» Required work
Which lines of the records below contain the string "this"? Report each of them.

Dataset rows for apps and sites

----

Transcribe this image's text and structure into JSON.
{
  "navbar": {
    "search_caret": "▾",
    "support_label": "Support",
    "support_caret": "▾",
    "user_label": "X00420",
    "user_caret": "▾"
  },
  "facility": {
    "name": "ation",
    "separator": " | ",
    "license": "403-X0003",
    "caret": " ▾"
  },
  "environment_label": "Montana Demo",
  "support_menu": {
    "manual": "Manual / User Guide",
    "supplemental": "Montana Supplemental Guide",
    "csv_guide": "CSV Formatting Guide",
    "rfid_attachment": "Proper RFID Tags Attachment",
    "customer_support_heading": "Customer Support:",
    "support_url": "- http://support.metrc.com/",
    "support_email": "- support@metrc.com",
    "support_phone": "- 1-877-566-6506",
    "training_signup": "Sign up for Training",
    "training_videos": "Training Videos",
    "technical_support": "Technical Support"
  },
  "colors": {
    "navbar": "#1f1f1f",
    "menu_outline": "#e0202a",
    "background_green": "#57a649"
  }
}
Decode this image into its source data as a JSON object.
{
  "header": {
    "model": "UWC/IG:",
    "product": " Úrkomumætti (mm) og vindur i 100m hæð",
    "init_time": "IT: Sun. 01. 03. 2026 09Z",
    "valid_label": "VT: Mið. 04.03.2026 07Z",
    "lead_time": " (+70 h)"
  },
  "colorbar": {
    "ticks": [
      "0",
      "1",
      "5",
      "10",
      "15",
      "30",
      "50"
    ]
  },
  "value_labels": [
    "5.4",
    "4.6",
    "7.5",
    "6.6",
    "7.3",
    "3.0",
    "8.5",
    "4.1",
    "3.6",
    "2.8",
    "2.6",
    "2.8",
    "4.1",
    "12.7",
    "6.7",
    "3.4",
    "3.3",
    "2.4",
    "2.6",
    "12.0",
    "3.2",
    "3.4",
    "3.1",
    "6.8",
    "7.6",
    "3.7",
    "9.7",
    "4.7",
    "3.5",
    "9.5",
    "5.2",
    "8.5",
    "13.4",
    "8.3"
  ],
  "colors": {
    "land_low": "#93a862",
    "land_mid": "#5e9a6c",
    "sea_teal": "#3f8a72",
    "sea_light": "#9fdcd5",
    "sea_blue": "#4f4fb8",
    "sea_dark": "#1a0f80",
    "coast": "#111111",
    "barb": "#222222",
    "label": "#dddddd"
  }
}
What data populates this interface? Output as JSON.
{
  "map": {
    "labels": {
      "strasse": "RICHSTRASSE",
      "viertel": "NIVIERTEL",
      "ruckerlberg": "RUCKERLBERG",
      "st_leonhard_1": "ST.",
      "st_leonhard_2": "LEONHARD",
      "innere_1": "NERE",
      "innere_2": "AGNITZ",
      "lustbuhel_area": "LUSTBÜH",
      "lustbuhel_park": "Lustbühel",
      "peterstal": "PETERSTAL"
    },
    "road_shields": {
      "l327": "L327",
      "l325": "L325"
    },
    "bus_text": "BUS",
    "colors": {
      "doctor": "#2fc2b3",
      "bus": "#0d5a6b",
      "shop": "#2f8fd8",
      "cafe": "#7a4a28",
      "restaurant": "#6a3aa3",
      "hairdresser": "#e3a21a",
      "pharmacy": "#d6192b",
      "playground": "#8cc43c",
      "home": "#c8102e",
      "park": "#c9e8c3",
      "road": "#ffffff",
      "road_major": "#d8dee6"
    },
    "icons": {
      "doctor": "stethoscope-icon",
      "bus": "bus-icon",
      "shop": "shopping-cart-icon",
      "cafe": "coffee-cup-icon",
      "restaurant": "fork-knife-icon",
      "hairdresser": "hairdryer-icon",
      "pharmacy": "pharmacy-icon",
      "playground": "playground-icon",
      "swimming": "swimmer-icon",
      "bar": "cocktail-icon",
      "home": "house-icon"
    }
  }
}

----

» Your solution
Transcribe this image's text and structure into JSON.
Decode this image into its source data as a JSON object.
What data populates this interface? Output as JSON.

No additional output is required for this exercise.